• [Task details] Please work out how many lines in the data below contain "true", and reply with that number alone.

• [Data for processing]
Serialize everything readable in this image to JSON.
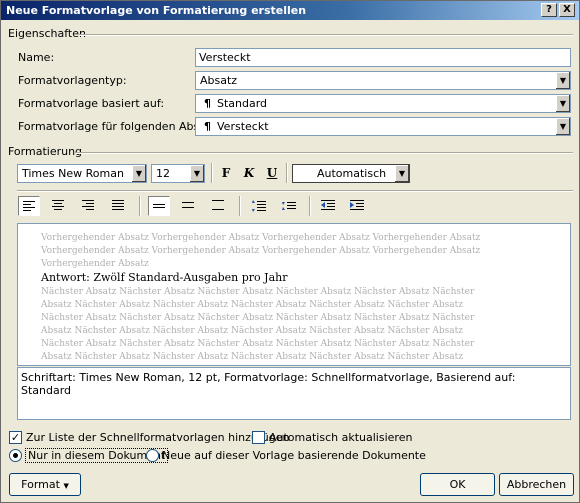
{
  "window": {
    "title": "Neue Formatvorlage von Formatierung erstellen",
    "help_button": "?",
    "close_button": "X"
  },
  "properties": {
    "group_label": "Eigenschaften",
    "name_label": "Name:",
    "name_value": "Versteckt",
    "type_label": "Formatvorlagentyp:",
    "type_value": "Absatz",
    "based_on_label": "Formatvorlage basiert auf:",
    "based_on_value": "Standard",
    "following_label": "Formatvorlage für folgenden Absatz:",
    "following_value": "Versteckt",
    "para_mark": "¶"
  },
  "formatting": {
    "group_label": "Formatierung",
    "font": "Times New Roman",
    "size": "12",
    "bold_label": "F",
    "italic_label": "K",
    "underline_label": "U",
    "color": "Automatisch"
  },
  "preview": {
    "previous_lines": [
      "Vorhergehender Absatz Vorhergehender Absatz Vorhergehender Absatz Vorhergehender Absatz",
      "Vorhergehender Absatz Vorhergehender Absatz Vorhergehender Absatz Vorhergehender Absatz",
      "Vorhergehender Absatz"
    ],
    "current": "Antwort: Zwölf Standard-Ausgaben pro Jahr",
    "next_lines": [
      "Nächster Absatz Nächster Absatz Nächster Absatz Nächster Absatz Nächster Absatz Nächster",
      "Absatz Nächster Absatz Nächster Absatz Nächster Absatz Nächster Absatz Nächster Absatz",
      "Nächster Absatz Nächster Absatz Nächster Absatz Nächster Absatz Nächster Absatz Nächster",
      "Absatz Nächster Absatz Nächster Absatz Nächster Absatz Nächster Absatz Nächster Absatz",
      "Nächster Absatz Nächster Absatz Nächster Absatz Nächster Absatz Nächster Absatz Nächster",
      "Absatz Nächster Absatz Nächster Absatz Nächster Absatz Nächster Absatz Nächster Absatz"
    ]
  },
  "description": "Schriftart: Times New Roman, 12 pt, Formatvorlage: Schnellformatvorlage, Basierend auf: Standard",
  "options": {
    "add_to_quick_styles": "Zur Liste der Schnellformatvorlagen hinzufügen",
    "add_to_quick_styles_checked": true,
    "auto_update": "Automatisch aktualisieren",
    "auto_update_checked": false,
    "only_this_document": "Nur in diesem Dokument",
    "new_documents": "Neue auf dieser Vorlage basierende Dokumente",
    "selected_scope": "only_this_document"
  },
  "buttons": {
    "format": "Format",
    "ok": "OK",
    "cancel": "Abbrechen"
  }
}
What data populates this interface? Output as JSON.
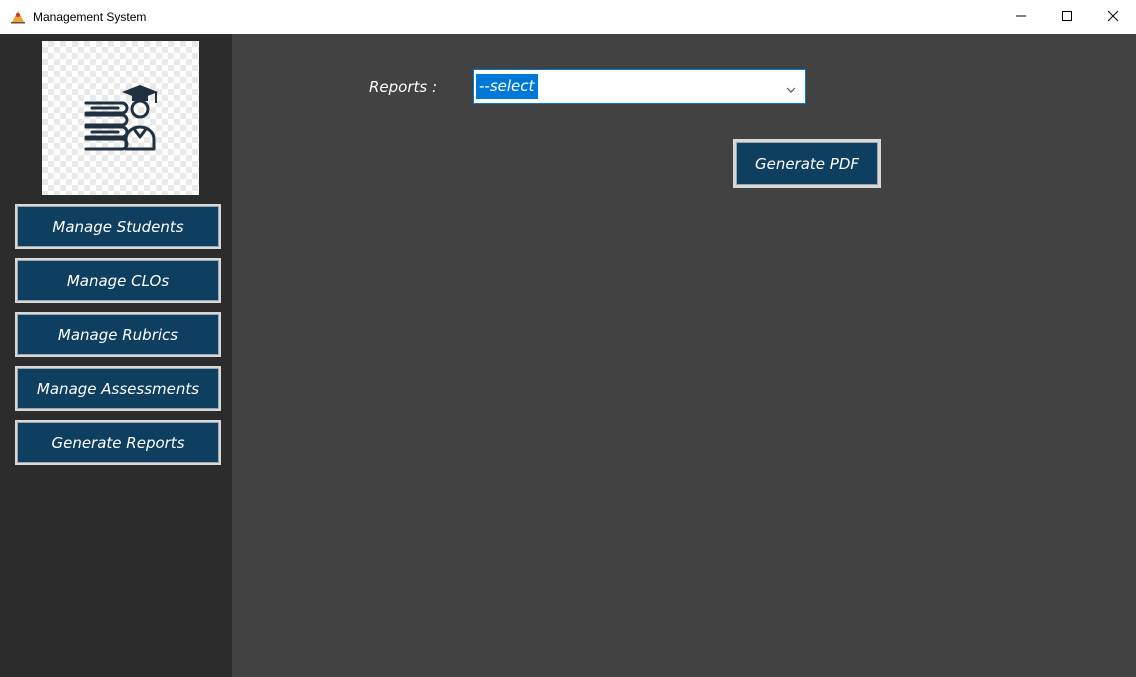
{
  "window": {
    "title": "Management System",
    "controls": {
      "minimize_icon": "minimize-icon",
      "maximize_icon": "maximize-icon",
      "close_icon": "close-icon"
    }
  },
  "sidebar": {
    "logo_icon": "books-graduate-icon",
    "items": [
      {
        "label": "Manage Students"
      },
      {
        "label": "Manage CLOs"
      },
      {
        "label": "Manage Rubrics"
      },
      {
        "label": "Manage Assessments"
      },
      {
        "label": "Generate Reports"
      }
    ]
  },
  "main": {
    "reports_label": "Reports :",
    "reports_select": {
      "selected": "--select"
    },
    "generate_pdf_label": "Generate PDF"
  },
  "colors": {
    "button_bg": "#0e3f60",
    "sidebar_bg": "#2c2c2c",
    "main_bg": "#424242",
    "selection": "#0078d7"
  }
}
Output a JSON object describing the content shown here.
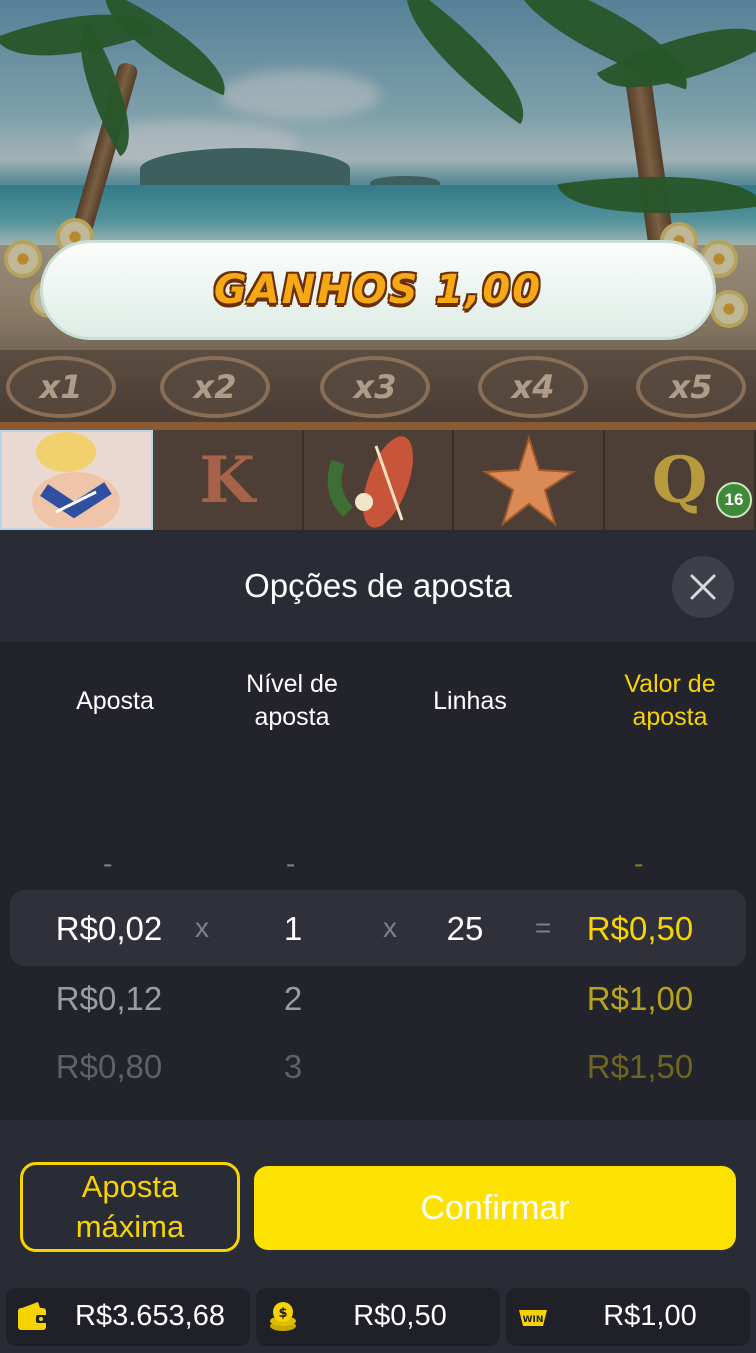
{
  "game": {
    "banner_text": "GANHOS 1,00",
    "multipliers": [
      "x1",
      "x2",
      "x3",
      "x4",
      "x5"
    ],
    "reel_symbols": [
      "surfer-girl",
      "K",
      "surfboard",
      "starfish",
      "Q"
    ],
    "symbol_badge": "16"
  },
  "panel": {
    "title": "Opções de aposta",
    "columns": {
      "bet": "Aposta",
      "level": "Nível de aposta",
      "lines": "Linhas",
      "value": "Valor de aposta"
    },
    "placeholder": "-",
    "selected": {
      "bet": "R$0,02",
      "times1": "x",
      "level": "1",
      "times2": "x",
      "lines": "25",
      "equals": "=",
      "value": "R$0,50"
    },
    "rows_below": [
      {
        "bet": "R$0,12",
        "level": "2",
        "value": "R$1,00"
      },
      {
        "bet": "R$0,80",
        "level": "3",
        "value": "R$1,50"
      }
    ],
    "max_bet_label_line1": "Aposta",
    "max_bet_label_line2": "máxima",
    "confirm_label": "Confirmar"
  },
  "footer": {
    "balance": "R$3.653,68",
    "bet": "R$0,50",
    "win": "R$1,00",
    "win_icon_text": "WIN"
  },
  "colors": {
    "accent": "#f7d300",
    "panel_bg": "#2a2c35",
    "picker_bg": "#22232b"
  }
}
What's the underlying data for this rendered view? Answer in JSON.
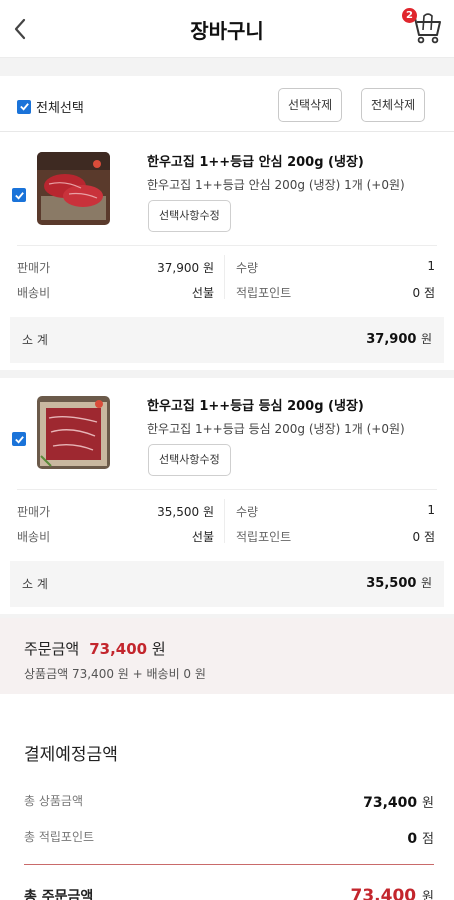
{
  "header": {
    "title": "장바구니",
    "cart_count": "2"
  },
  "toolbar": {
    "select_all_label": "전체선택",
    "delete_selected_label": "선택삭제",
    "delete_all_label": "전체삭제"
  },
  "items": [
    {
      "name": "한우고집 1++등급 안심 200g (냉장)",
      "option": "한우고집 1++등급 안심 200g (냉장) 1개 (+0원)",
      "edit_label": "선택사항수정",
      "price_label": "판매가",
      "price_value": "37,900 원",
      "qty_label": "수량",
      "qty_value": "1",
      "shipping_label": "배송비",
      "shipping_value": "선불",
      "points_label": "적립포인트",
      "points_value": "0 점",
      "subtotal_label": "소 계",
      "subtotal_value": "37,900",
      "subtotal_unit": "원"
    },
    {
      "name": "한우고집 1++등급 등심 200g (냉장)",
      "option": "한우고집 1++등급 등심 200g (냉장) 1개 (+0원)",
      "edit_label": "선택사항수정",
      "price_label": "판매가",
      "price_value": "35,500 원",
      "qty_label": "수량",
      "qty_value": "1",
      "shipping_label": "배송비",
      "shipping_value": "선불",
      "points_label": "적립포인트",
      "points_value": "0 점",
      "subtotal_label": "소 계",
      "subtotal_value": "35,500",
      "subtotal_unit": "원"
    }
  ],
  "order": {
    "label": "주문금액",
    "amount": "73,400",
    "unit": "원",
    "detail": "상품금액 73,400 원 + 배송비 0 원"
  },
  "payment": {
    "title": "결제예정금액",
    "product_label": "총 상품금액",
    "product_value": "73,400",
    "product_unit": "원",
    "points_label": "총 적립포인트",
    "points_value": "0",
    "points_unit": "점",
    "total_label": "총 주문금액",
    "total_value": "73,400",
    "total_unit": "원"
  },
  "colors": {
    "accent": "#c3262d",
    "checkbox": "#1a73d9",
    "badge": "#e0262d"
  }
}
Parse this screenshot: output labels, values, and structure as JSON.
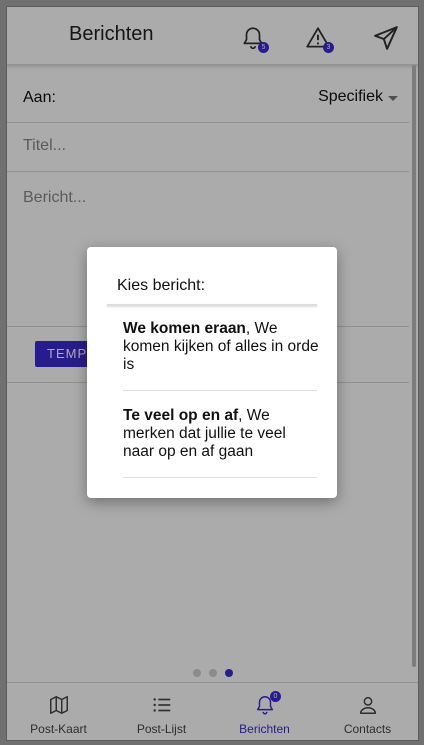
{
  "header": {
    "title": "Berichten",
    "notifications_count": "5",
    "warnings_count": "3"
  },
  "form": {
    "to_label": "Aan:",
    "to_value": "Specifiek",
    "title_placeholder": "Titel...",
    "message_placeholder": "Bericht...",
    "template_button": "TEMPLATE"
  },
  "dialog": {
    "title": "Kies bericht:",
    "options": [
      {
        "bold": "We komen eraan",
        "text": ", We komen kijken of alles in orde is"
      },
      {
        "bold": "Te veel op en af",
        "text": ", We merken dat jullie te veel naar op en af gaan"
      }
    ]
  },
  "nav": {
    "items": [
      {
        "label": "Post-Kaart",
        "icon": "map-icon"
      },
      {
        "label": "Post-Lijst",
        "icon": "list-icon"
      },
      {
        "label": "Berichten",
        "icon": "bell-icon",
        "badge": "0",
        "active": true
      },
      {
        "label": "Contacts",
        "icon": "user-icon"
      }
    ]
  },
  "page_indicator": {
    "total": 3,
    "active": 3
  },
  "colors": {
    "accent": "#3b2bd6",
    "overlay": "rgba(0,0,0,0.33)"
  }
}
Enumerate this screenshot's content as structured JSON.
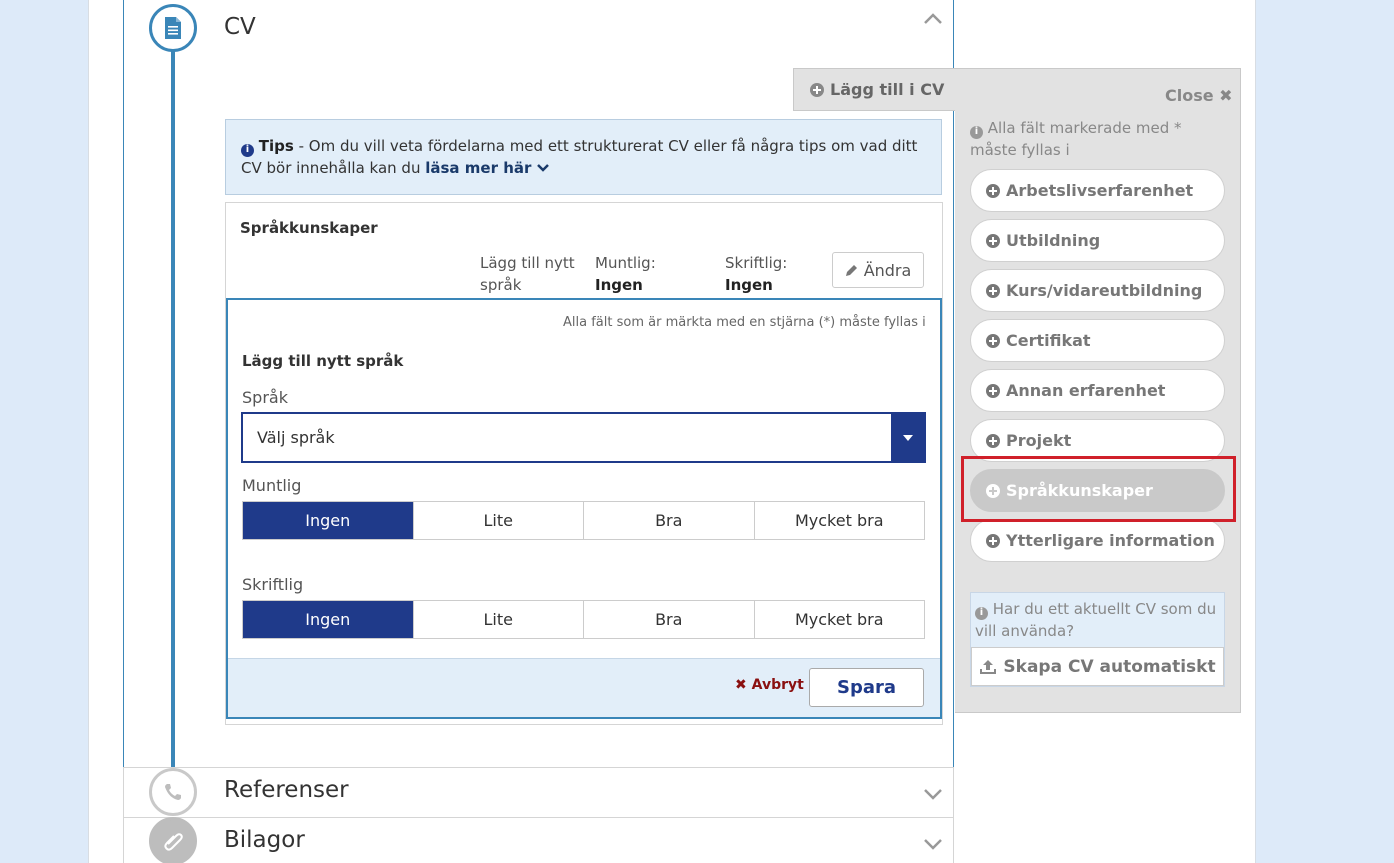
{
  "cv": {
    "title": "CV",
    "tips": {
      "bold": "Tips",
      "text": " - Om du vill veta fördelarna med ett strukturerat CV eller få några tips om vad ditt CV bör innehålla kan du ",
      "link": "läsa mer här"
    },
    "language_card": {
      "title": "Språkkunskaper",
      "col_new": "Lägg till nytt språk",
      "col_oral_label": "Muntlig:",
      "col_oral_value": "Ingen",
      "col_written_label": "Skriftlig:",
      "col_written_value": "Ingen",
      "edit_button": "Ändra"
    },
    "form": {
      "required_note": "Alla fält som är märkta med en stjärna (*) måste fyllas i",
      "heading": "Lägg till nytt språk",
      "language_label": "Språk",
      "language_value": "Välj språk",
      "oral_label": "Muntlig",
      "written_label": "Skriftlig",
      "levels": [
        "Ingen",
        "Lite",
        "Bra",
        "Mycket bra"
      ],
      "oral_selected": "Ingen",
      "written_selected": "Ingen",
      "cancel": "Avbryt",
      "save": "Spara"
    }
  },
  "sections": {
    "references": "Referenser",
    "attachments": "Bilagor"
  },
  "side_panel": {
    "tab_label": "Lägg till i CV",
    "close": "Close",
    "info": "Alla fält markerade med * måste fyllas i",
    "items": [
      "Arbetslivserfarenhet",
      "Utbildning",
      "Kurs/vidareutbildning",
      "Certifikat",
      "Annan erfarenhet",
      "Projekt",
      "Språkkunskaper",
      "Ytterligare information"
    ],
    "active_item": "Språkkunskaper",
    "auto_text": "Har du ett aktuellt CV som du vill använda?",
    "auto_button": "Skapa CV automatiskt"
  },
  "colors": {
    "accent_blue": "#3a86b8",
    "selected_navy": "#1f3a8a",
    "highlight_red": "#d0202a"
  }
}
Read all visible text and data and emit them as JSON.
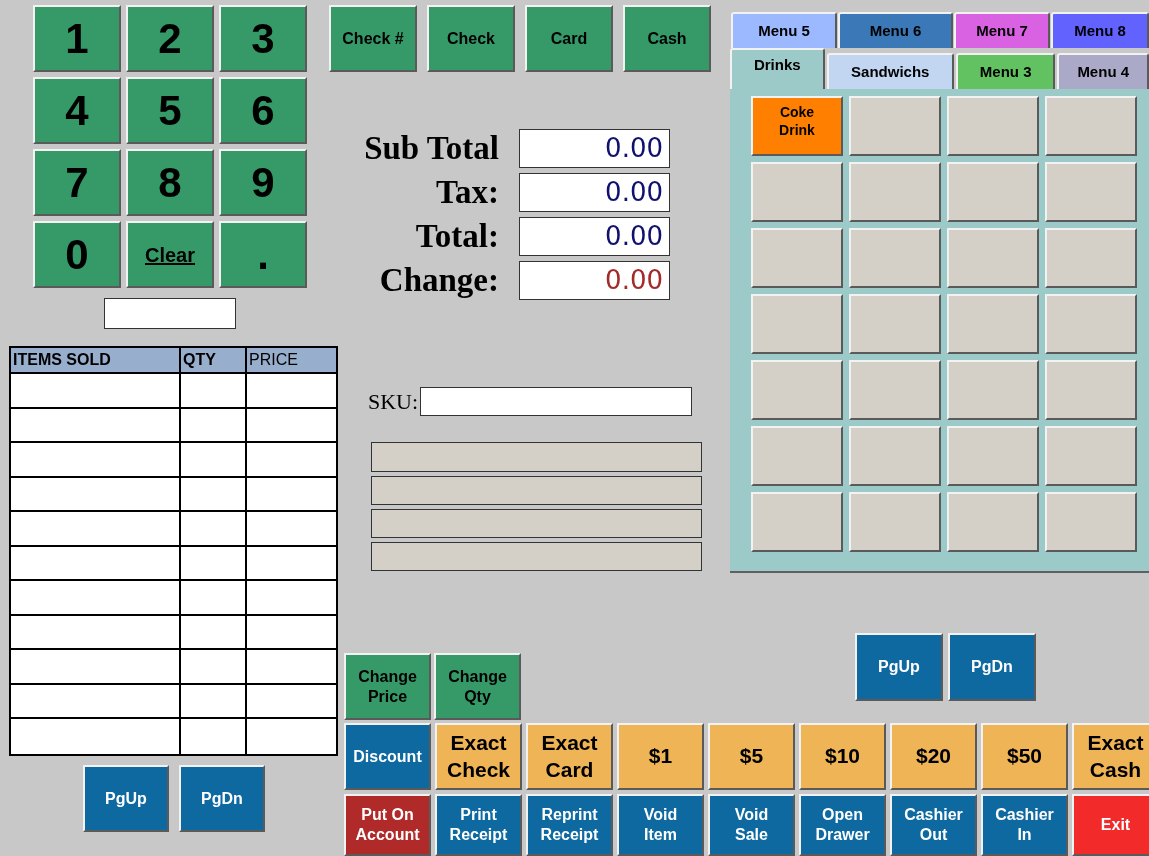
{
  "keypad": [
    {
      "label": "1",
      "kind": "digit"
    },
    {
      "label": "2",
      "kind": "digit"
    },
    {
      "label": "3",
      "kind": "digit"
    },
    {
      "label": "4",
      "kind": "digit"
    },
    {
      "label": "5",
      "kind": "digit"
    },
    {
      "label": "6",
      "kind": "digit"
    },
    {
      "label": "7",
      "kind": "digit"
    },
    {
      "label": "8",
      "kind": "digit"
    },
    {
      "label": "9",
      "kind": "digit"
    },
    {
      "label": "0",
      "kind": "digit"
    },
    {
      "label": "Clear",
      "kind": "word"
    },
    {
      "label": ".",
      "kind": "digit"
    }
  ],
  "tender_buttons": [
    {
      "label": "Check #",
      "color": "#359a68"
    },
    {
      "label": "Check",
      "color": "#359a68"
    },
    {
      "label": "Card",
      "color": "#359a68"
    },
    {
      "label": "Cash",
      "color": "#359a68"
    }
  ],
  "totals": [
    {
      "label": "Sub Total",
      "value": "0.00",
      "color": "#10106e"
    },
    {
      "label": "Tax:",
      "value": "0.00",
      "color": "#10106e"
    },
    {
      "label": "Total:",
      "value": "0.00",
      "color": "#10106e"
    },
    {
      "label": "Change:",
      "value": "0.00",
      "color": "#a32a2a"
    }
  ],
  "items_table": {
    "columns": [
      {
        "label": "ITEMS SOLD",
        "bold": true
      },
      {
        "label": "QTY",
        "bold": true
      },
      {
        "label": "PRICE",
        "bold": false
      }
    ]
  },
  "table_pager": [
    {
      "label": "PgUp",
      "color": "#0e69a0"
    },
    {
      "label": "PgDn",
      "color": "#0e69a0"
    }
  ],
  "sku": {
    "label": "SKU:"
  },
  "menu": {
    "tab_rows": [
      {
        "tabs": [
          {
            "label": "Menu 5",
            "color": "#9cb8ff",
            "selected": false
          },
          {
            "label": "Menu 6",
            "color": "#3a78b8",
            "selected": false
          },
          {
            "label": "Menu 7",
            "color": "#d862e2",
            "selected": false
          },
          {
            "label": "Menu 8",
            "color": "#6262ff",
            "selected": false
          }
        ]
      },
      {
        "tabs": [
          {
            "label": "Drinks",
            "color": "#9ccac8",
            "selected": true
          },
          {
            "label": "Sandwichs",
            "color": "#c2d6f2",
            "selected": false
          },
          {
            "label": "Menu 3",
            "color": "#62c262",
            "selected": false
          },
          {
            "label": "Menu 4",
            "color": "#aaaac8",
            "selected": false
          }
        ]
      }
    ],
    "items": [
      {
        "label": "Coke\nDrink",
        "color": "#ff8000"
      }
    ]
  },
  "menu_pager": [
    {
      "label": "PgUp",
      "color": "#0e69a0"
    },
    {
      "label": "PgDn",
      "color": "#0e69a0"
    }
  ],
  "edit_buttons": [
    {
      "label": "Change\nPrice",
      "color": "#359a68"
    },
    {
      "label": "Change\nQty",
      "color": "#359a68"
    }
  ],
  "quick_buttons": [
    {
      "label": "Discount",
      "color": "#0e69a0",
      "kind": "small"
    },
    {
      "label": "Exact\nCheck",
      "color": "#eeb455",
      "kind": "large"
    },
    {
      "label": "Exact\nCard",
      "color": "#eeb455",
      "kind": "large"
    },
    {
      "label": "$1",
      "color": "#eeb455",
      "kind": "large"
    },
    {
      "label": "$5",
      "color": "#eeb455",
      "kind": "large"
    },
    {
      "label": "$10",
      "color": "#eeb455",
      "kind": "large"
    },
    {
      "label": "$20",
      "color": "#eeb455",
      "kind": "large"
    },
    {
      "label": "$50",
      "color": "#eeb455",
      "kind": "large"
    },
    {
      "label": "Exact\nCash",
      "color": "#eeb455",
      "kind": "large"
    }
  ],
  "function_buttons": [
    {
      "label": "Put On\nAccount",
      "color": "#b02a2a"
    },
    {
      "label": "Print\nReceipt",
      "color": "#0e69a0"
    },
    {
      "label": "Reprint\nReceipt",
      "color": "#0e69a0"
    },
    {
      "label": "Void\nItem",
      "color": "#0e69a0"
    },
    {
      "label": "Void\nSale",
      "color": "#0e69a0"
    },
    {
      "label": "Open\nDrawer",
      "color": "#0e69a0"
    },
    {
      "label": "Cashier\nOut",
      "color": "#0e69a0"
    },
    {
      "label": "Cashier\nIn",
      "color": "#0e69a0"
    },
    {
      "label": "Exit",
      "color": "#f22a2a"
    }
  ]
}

• [Result of this exercise] 5